Post-oil-mining peatland restoration aims at re-establishing crucial peatland functions, such as wildlife habitat, peat accumulation and carbon sequestration. Suitable conditions including soil moisture content near saturation via a relatively stable, near-surface water table, and abundant organic matter input are necessary to ensure the steady accumulation of peat. We evaluated the efficiency of four restoration techniques applied on two former in-situ (“in place”) oil sands well pads in the Peace River and Cold Lake Oil Sands regions in Alberta, Canada, to provide habitat to characteristic fen plant species and plant functional types. The assessed restoration techniques were 1) the complete removal of all well pad construction materials and 2) spontaneous re vegetation, 3) the partial removal of the well pad’s mineral infill and 4) the managed re-vegetation with plant seedlings of Larix laricina, Salix lutea, and Carex aquatilis. An unrestored well pad sector and 24 local reference wetlands were monitored for comparison, considering vegetation diversity, biogeochemistry, hydrology and local climatic conditions. Preliminary results show the highest plant diversity in the sectors with the mineral fill scraped down and levelled closest to the adjacent fen ecosystem, resulting in the water table level being closest to the surface. Lowest diversity was found in sectors of seedlings introduction, and the complete removal of all well pad construction materials. Findings suggest that the closer the surface is levelled with the surrounding ecosystems, and more seamless the hydrologic connection is re-established between restored and undisturbed sectors, the faster fen initiating conditions will establish and desired characteristic plant species will migrate.

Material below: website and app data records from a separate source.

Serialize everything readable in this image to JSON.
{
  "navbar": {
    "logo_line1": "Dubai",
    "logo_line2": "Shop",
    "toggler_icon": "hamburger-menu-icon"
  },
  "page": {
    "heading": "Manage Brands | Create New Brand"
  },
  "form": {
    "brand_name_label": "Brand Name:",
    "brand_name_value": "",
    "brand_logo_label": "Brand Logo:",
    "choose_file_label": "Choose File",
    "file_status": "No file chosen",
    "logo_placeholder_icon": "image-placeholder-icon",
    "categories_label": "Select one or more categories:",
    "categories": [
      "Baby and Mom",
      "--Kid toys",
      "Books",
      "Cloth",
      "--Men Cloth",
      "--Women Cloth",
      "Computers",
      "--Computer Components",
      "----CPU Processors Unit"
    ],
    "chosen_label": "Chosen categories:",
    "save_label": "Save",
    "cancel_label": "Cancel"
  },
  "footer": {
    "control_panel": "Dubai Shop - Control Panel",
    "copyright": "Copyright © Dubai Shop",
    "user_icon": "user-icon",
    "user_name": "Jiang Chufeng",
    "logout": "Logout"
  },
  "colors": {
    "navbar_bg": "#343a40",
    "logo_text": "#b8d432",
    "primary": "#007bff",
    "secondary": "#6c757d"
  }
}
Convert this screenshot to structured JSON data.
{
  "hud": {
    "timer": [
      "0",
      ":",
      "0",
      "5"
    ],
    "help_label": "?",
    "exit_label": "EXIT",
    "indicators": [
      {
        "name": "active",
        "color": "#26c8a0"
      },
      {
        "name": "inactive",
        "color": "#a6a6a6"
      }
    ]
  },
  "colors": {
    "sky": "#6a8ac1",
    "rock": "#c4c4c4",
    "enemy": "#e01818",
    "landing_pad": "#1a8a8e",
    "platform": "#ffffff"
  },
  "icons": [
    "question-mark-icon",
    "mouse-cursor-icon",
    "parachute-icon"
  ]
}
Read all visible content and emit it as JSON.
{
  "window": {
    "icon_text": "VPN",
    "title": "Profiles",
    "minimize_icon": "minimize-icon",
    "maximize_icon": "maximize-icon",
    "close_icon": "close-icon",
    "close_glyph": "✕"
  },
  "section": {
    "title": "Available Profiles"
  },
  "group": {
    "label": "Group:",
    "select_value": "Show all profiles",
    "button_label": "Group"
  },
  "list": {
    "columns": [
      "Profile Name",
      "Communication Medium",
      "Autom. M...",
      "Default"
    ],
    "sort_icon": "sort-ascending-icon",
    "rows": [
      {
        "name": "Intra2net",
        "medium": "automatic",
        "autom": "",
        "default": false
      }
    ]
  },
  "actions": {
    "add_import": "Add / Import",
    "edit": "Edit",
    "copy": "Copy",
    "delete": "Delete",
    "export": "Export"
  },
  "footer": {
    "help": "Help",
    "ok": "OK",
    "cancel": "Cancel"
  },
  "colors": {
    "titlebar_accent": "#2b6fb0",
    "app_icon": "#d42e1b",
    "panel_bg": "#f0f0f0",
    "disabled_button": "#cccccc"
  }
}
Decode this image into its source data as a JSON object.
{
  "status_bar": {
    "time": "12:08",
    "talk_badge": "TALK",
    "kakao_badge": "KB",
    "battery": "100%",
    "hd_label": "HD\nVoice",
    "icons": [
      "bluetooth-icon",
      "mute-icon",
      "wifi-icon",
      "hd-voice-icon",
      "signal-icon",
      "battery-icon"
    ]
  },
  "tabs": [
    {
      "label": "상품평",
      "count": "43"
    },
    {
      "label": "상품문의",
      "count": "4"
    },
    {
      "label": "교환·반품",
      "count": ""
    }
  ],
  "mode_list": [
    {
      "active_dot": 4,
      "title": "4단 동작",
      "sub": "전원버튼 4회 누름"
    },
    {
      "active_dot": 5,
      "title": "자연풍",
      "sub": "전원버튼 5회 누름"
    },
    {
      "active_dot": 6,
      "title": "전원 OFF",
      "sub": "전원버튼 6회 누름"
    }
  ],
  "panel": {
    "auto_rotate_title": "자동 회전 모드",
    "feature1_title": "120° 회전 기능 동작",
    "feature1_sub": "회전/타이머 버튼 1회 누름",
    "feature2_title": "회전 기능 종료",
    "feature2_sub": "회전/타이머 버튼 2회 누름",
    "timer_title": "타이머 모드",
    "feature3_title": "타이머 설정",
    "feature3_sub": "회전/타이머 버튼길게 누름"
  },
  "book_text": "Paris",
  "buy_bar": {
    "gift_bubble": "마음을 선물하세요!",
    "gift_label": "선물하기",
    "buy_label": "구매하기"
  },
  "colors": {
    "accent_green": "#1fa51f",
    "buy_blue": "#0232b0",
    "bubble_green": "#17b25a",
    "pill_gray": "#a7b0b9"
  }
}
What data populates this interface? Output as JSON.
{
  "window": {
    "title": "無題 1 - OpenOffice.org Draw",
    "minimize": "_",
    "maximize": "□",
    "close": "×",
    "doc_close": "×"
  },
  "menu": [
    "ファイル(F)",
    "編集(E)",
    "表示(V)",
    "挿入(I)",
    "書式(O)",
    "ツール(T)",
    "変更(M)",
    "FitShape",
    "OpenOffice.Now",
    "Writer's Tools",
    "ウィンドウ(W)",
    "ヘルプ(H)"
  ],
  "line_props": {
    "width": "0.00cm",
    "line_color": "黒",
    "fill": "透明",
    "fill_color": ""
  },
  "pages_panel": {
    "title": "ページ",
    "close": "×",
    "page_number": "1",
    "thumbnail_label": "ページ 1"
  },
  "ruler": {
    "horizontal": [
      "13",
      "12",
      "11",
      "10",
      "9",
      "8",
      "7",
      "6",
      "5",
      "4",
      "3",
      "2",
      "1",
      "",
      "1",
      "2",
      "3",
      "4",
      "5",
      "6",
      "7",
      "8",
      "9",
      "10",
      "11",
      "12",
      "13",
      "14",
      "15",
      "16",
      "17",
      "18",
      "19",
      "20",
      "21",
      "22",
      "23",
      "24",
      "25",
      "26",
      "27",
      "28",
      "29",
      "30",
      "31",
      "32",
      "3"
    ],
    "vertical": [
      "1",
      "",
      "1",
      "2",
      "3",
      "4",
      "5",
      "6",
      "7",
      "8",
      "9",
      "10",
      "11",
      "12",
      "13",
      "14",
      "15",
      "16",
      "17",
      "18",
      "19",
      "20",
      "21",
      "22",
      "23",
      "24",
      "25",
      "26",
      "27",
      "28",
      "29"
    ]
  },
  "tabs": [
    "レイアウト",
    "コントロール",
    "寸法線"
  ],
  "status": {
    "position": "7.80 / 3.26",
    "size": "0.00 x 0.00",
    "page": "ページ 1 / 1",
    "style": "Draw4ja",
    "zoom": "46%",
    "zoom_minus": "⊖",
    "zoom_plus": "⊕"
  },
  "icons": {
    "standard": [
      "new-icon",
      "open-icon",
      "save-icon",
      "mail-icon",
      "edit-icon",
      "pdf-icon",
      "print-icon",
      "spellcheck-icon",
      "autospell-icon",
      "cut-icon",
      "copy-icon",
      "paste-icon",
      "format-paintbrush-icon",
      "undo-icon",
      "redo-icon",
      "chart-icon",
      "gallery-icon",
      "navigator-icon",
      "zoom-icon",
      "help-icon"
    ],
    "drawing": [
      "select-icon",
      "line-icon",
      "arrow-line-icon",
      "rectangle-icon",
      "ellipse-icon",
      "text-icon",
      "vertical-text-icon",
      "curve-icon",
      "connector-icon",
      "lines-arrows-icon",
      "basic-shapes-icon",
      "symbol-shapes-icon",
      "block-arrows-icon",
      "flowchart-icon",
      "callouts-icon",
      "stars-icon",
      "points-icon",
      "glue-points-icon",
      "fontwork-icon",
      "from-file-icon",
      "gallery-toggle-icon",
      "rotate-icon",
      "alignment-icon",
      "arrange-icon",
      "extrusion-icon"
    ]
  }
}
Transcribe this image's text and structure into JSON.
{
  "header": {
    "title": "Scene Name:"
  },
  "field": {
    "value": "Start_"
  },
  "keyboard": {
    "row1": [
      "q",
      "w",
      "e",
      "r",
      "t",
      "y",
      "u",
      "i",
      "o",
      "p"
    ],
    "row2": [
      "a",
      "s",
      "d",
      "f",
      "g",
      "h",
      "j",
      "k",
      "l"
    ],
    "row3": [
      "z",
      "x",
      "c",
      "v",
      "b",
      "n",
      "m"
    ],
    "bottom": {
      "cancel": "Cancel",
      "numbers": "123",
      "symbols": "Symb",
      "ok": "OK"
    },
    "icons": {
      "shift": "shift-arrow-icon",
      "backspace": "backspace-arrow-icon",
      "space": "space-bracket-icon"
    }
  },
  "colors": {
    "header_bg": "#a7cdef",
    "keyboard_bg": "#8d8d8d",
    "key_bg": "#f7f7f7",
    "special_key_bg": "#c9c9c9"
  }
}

Conference Presentation, SER2021
Pre-approved for CECs under SER's CERP program